What the task requires
Wherever the string "detail" appears in the records, return the line that holds it.

Records supplied
*** Begin section ***

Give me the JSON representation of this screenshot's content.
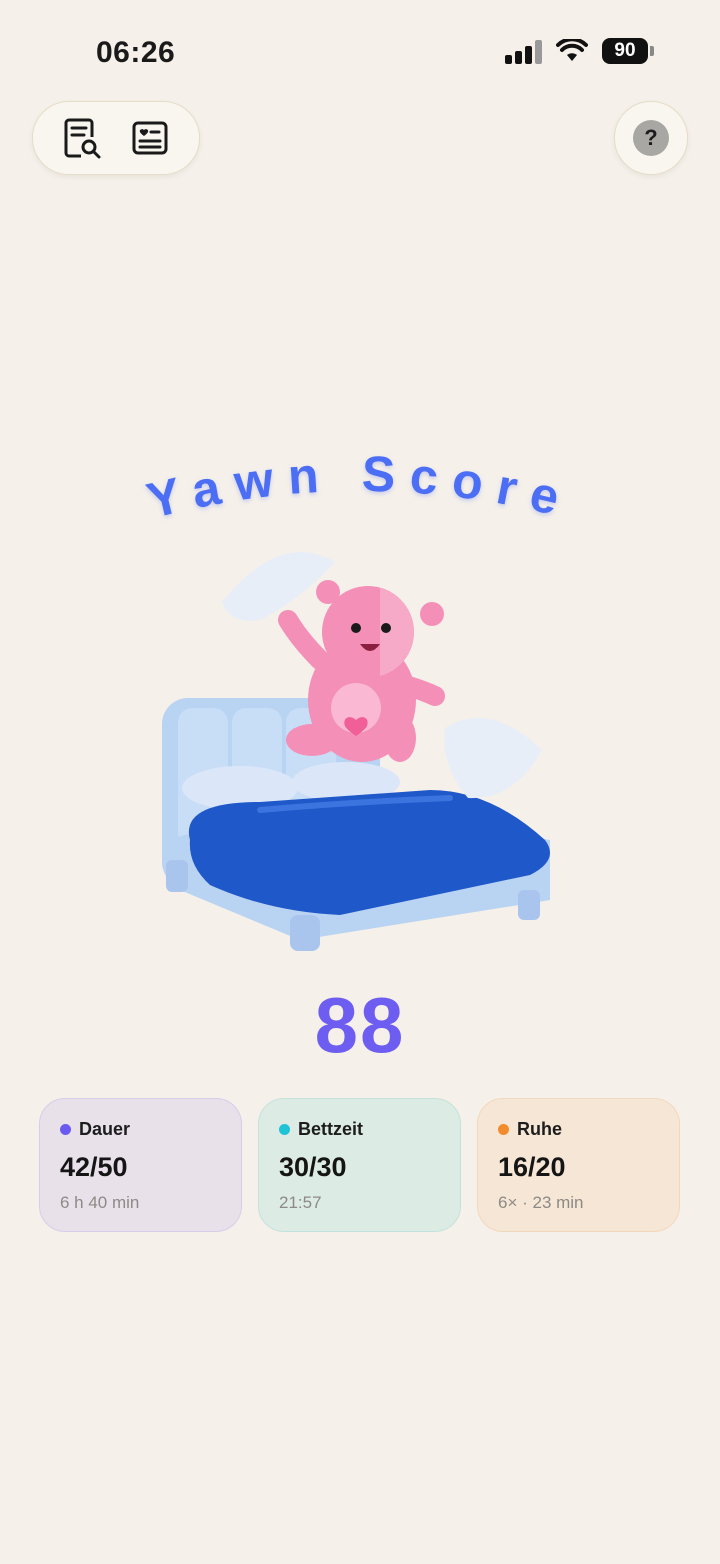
{
  "status": {
    "time": "06:26",
    "battery": "90"
  },
  "toolbar": {
    "report_icon": "document-search-icon",
    "journal_icon": "heart-card-icon",
    "help_label": "?"
  },
  "hero": {
    "title": "Yawn Score",
    "score": "88"
  },
  "cards": [
    {
      "label": "Dauer",
      "score": "42/50",
      "detail": "6 h 40 min",
      "color": "#6a5af0"
    },
    {
      "label": "Bettzeit",
      "score": "30/30",
      "detail": "21:57",
      "color": "#1ec3d6"
    },
    {
      "label": "Ruhe",
      "score": "16/20",
      "detail": "6× · 23 min",
      "color": "#f28b2c"
    }
  ],
  "colors": {
    "accent": "#6d5df0",
    "title_blue": "#4b6ef5",
    "background": "#f5f0e9"
  }
}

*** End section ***

Solution for this exercise
      "detail": "6 h 40 min",
      "detail": "21:57",
      "detail": "6× · 23 min",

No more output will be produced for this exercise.